The trade deadline is an extremely useful barometer of a team's ability to accurately assess its own circumstances. In general, bad teams should be moving veterans for younger assets, while good teams can afford to be more aggressive in seeking out immediate upgrades. In practice? Trades are often made with unclear motives. The Cleveland Cavaliers wouldn't be desperately trying to trade Andre Drummond right now if they hadn't nonsensically acquired him at the 2020 deadline in the first place. As a general rule, teams sitting 26 games below .500 shouldn't trade for expensive veterans without reason to believe they're close to future contention. 

But the 2021 deadline is somewhat complicated. Self-evaluation has never been more difficult in the age of COVID-19, which has in turn complicated every team's ability to plan for the future. Take the Toronto Raptors. On paper, a team nine games below .500 should probably try to move its 34-year-old star point guard on an expiring contract, but Toronto's situation is somewhat complicated. Part of the reason the Raptors are struggling is the depth they lost in an effort to clear our max 2021 cap space. They wanted to use that space on Giannis Antetokounmpo, who has since re-signed with the Bucks. Now, in a weak free-agent class, they might not have any better options than simply re-signing their own top free agents, Kyle Lowry and Norman Powell, and hoping that a return to Canada after a season spent in Florida helps them right the ship next season. 

The Raptors may be the only team preparing to cross the border next season, but that doesn't mean they're the only one facing deadline uncertainty. It isn't clear whether or not the following five players are going to be traded at the deadline, but if their teams are honest with themselves about their priorities moving forward, they certainly should be. 

1. Victor Oladipo

Houston has so far driven a hard bargain for Victor Oladipo. They are asking for either a good first-round pick or a valuable young player, The Athletic's Shams Charania reports. So far, neither has been offered. In all likelihood, none will be. Oladipo has struggled in Houston, and even teams expecting him to revert to his Indiana form in a winning environment know that they can try to poach him in the offseason for free. Several potential suitors -- such as Dallas, Miami and New York -- will have significant cap space this offseason. 

The Rockets can offer Oladipo more money than any other suitor, but will they want to? His health hardly warrants a five-year deal. If they were interested in paying anyone long-term money, they might simply have taken Caris LeVert in the James Harden trade instead of flipping him for Oladipo. Houston is already paying John Wall max money in the middle of a rebuild. That duo has lost the last eight games it has played together, and Kevin Porter Jr. appears destined for a starting role next season. The Rockets hardly have a reason to break the bank here, and even if they're willing to do so, there's no guarantee Oladipo even takes their money if a winner in a big market makes a similar offer.

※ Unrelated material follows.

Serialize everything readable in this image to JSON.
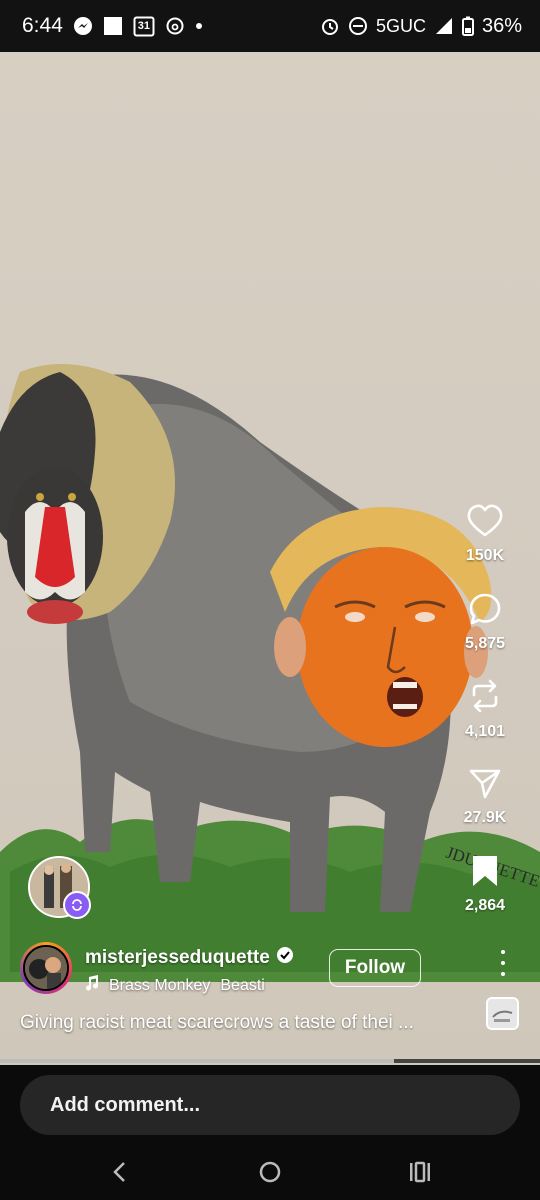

This is a fairly straightforward case. The Rockets can either move Oladipo now for less than what they'd consider fair value, or they can get no value whatsoever when he walks in the offseason. Unless every offer comes with bad long-term money attached, Houston should pick one on the basic principle that something is better than nothing. 

Will they do so? Houston values optics in trade negotiations, and dealing Oladipo for pennies on the dollar would look bad after he was a central asset in the Harden deal. Don't be surprised if the Rockets do wind up trading him for second-round picks, but in the form of a protected first-rounder that is unlikely to actually convey. Their return on the Oladipo investment is going to be significantly lower than they expected when they made the trade, but that doesn't mean they should deprive themselves of any value for a player that doesn't figure into their future.

2. Spencer Dinwiddie

The Nets haven't ruled him out for the season yet, but the odds of Spencer Dinwiddie returning from a partially torn ACL in time to contribute to a playoff run appear slim, and with a player option coming up, his days in Brooklyn are likely numbered. Could the Nets afford to re-sign him? Sure. Joe Tsai is worth over $10 billion. But as expensive as the Nets have become, they have made several financially-influenced decisions that might have hurt their on-court product. Garrett Temple would be a valuable rotation player for them right now if they hadn't declined his $5 million option last offseason. They are one of the few contenders not to use their mid-level exception in 2020 free agency. Even if they want Dinwiddie back, he may walk for a starting job. Brooklyn can't offer him one.